Task statement:
All of the data must be written out verbatim, with pictures excluded.

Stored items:
= Beginning of Section =

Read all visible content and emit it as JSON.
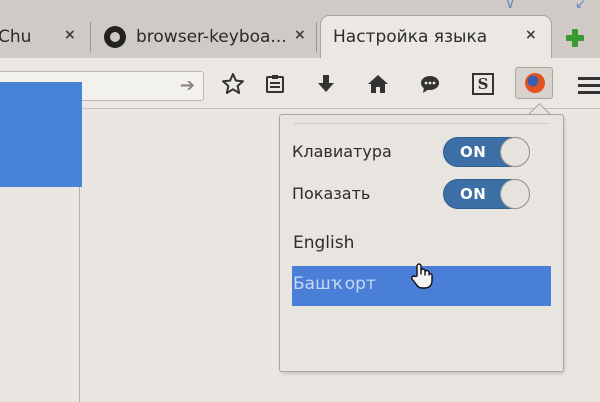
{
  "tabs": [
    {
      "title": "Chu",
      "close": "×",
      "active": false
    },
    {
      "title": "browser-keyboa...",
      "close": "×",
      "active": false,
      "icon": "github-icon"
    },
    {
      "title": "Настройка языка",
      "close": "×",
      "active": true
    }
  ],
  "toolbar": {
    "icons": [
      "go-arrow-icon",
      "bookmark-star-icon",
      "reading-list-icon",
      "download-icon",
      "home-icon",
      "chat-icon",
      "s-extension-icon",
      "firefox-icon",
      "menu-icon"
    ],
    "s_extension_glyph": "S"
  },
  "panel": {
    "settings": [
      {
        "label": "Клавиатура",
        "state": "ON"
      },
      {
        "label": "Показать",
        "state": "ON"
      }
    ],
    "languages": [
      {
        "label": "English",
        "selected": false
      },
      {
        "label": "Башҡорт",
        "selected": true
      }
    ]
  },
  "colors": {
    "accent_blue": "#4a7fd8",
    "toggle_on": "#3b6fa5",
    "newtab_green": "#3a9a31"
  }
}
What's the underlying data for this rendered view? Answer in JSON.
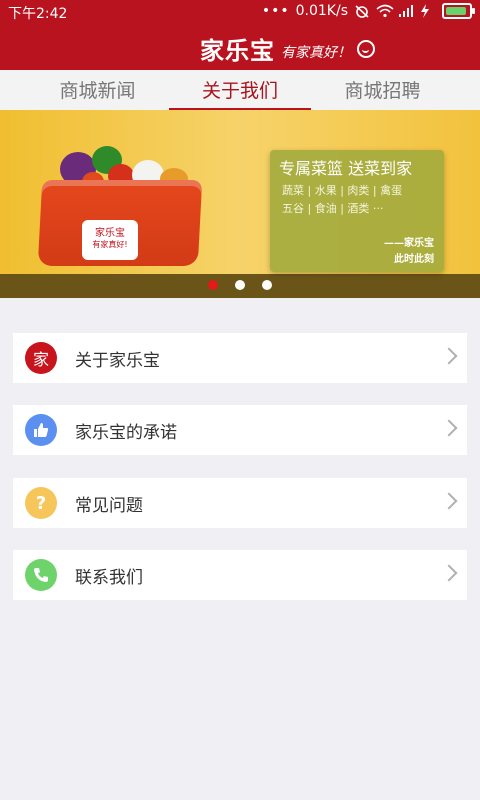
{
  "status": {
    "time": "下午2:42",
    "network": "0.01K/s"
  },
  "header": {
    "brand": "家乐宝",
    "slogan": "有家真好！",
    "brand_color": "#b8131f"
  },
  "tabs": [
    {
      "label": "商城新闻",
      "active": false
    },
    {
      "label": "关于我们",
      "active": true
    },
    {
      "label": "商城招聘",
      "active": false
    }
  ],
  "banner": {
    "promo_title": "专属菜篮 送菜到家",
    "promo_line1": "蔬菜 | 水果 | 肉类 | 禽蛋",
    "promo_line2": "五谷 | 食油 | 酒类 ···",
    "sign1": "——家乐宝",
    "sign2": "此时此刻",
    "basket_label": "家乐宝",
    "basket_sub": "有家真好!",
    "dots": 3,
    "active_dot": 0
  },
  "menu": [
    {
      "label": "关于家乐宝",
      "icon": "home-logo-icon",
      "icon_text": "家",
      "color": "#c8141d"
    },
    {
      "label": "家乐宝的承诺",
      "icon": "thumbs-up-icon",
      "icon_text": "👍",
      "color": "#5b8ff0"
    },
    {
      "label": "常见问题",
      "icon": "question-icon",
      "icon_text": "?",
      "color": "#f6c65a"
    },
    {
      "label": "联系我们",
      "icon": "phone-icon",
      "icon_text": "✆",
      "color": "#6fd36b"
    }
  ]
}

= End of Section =

Response for this exercise:
Read all visible content and emit it as JSON.
{
  "tabs": [
    {
      "title": "Chu",
      "close": "×",
      "active": false
    },
    {
      "title": "browser-keyboa...",
      "close": "×",
      "active": false,
      "icon": "github-icon"
    },
    {
      "title": "Настройка языка",
      "close": "×",
      "active": true
    }
  ],
  "toolbar": {
    "icons": [
      "go-arrow-icon",
      "bookmark-star-icon",
      "reading-list-icon",
      "download-icon",
      "home-icon",
      "chat-icon",
      "s-extension-icon",
      "firefox-icon",
      "menu-icon"
    ],
    "s_extension_glyph": "S"
  },
  "panel": {
    "settings": [
      {
        "label": "Клавиатура",
        "state": "ON"
      },
      {
        "label": "Показать",
        "state": "ON"
      }
    ],
    "languages": [
      {
        "label": "English",
        "selected": false
      },
      {
        "label": "Башҡорт",
        "selected": true
      }
    ]
  },
  "colors": {
    "accent_blue": "#4a7fd8",
    "toggle_on": "#3b6fa5",
    "newtab_green": "#3a9a31"
  }
}
What's the underlying data for this rendered view? Answer in JSON.
{
  "status": {
    "time": "下午2:42",
    "network": "0.01K/s"
  },
  "header": {
    "brand": "家乐宝",
    "slogan": "有家真好！",
    "brand_color": "#b8131f"
  },
  "tabs": [
    {
      "label": "商城新闻",
      "active": false
    },
    {
      "label": "关于我们",
      "active": true
    },
    {
      "label": "商城招聘",
      "active": false
    }
  ],
  "banner": {
    "promo_title": "专属菜篮 送菜到家",
    "promo_line1": "蔬菜 | 水果 | 肉类 | 禽蛋",
    "promo_line2": "五谷 | 食油 | 酒类 ···",
    "sign1": "——家乐宝",
    "sign2": "此时此刻",
    "basket_label": "家乐宝",
    "basket_sub": "有家真好!",
    "dots": 3,
    "active_dot": 0
  },
  "menu": [
    {
      "label": "关于家乐宝",
      "icon": "home-logo-icon",
      "icon_text": "家",
      "color": "#c8141d"
    },
    {
      "label": "家乐宝的承诺",
      "icon": "thumbs-up-icon",
      "icon_text": "👍",
      "color": "#5b8ff0"
    },
    {
      "label": "常见问题",
      "icon": "question-icon",
      "icon_text": "?",
      "color": "#f6c65a"
    },
    {
      "label": "联系我们",
      "icon": "phone-icon",
      "icon_text": "✆",
      "color": "#6fd36b"
    }
  ]
}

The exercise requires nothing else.